Start of MATERIAL SHOWN

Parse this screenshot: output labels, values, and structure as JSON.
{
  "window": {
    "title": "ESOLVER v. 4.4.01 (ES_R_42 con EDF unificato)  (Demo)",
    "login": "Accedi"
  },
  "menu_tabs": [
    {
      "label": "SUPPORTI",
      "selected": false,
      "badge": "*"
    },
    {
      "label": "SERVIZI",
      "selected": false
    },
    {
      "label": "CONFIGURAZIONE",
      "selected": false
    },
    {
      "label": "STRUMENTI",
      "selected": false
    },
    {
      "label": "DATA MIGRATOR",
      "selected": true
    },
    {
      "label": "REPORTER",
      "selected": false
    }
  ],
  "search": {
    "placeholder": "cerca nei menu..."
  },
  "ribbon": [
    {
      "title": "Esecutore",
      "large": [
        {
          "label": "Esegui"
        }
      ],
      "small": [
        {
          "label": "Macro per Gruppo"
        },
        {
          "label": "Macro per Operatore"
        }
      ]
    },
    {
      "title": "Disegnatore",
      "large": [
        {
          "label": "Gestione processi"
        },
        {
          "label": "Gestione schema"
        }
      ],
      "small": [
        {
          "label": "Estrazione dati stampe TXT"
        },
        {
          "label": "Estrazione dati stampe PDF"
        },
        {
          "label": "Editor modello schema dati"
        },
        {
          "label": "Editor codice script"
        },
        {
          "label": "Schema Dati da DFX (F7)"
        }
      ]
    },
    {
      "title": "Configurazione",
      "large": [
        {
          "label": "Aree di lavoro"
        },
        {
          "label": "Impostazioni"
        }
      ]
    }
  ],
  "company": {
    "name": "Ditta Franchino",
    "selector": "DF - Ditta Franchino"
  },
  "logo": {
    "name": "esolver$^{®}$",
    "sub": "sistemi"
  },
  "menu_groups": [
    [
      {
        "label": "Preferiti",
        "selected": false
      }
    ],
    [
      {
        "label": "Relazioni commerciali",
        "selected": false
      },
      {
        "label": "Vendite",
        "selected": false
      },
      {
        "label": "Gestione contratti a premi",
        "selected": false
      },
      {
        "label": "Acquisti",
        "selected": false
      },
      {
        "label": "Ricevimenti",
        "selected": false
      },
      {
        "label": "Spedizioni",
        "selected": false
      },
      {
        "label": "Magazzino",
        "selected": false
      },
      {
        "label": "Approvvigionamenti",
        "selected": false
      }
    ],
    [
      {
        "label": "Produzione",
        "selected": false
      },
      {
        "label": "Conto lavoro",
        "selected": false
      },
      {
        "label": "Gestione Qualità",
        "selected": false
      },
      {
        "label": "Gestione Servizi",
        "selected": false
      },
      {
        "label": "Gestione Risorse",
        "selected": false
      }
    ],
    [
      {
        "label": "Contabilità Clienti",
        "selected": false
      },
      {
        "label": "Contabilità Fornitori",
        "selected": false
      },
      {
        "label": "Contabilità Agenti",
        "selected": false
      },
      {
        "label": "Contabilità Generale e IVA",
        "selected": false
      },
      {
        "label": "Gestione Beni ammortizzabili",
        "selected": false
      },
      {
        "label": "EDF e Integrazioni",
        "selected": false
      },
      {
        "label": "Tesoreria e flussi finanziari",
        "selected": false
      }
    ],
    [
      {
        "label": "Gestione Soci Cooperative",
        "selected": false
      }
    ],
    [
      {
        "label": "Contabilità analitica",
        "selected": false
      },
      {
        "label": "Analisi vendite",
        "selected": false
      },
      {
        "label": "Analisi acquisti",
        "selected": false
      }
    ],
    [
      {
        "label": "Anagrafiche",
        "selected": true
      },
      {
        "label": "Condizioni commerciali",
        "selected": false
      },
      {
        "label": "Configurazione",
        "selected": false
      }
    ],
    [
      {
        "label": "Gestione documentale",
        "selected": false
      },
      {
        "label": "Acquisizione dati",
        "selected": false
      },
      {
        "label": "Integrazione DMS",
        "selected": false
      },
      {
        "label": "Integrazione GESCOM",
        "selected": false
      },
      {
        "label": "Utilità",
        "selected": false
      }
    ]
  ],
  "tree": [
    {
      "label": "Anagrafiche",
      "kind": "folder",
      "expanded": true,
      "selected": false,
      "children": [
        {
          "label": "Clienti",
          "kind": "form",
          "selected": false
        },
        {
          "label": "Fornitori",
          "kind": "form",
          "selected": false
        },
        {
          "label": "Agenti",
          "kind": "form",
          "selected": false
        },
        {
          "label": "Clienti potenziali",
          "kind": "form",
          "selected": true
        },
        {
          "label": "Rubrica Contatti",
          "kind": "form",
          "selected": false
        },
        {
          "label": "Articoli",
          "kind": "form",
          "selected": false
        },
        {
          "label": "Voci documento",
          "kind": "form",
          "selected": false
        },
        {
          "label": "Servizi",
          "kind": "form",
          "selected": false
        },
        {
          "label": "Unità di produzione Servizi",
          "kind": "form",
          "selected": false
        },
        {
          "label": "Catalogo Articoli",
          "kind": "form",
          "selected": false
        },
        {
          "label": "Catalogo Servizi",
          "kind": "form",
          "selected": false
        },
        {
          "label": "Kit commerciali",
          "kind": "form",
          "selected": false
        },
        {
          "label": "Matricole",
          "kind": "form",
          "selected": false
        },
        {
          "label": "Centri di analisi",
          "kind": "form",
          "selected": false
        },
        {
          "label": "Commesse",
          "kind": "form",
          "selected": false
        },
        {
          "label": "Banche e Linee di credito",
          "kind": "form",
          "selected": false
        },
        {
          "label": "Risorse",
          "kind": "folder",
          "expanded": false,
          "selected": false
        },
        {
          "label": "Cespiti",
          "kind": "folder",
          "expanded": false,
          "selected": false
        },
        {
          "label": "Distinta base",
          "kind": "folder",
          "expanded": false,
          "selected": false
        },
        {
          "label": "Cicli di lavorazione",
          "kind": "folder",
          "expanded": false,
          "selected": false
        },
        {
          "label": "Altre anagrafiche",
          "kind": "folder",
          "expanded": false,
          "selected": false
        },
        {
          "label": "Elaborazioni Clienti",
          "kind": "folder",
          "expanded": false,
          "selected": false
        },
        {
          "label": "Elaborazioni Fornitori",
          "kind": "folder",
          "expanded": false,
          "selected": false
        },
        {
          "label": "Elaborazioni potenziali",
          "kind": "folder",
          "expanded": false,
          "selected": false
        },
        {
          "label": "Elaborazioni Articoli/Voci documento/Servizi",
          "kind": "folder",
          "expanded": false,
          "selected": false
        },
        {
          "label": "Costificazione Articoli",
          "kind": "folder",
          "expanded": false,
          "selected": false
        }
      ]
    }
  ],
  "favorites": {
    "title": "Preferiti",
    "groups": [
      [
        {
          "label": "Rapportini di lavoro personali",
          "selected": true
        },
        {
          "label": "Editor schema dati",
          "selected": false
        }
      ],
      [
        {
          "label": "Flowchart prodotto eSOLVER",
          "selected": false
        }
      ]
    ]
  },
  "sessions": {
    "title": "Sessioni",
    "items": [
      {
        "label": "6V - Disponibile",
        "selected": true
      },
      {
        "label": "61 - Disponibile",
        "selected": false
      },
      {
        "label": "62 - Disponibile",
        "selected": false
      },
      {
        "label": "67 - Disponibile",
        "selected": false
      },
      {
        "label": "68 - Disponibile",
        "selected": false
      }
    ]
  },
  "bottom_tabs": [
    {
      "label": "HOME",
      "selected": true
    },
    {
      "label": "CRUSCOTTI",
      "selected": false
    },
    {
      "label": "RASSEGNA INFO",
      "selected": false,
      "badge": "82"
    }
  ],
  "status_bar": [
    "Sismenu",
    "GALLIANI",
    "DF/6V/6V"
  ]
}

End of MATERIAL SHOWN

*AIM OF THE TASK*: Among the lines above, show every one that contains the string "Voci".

*RESULT OF THIS EXERCISE*:
          "label": "Voci documento",
          "label": "Elaborazioni Articoli/Voci documento/Servizi",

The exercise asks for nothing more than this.